++++ GIVEN INFORMATION ++++
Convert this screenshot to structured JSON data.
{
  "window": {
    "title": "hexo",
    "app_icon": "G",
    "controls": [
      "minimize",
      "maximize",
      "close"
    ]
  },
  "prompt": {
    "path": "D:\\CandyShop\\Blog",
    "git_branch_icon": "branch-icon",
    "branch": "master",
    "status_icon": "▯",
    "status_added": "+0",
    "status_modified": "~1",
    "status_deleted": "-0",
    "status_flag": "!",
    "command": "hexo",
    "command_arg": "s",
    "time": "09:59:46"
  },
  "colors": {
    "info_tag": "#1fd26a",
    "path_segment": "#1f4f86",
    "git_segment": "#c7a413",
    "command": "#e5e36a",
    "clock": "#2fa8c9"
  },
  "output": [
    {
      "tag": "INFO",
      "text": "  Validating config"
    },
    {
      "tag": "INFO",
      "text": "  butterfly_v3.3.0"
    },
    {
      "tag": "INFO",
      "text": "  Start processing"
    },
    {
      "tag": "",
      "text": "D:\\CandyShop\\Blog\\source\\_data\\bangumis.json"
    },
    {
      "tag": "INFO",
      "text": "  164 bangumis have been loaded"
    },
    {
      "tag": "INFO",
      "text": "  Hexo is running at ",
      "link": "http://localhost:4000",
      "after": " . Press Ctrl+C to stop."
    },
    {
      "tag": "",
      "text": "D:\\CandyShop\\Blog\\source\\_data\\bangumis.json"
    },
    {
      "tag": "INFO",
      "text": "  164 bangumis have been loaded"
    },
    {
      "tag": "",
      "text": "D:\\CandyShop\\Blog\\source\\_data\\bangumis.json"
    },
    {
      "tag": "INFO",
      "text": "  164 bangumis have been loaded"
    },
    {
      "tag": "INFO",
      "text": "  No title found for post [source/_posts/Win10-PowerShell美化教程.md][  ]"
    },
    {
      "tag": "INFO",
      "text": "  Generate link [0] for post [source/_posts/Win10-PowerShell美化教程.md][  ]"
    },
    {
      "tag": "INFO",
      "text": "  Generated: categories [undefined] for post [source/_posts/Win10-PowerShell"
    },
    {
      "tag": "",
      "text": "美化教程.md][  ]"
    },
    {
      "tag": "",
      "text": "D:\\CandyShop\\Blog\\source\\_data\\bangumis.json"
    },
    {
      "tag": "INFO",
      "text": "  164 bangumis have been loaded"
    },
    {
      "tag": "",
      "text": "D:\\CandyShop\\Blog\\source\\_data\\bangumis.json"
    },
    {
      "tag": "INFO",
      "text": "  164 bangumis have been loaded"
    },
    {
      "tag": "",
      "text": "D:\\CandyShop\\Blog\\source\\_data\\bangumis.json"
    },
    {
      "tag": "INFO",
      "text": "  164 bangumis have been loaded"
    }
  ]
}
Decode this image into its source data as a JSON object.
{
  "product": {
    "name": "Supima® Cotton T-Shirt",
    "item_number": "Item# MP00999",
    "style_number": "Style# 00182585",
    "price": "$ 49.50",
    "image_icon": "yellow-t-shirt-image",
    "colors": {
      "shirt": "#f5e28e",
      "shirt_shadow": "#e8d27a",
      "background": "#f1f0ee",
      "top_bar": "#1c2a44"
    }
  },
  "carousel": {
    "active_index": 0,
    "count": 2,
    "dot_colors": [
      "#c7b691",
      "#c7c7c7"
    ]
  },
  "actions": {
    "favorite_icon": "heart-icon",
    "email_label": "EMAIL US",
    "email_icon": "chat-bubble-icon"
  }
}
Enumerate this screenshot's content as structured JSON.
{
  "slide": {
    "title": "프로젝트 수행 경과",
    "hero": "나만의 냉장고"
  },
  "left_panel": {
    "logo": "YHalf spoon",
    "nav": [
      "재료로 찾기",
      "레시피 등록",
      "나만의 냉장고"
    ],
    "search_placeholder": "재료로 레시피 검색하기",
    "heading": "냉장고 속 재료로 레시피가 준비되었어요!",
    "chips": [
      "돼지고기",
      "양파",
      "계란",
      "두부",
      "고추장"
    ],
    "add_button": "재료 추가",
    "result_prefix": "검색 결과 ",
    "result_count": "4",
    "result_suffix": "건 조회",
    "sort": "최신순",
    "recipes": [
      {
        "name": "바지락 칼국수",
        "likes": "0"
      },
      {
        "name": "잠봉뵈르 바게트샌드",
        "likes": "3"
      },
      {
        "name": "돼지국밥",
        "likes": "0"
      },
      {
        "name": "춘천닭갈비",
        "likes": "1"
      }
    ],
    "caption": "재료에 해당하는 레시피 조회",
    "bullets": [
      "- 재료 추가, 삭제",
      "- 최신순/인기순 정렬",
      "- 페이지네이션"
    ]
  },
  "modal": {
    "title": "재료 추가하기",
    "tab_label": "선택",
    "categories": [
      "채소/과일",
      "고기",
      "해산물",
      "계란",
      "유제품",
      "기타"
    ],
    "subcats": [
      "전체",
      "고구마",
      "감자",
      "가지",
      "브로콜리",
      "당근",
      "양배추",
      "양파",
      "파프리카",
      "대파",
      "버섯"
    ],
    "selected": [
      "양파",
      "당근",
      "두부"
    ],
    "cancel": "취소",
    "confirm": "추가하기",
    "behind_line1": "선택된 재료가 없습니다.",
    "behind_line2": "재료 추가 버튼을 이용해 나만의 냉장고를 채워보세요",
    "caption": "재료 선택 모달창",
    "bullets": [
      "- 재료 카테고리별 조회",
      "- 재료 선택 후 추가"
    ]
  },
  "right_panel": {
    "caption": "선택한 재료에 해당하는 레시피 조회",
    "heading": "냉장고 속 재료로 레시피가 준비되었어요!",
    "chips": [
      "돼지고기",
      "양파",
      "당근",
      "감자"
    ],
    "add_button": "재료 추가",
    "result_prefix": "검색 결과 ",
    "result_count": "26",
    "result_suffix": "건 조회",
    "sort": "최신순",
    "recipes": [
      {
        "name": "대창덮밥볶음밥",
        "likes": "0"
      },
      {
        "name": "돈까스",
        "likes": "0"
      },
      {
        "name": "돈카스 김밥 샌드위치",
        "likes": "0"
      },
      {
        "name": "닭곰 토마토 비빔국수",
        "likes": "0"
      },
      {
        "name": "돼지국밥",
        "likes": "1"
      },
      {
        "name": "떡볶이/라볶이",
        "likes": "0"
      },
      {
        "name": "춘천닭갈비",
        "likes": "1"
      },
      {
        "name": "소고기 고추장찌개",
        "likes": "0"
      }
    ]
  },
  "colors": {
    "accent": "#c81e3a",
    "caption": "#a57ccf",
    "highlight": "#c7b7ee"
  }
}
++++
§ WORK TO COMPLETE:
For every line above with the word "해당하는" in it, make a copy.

§ TASK RESPONSE:
    "caption": "재료에 해당하는 레시피 조회",
    "caption": "선택한 재료에 해당하는 레시피 조회",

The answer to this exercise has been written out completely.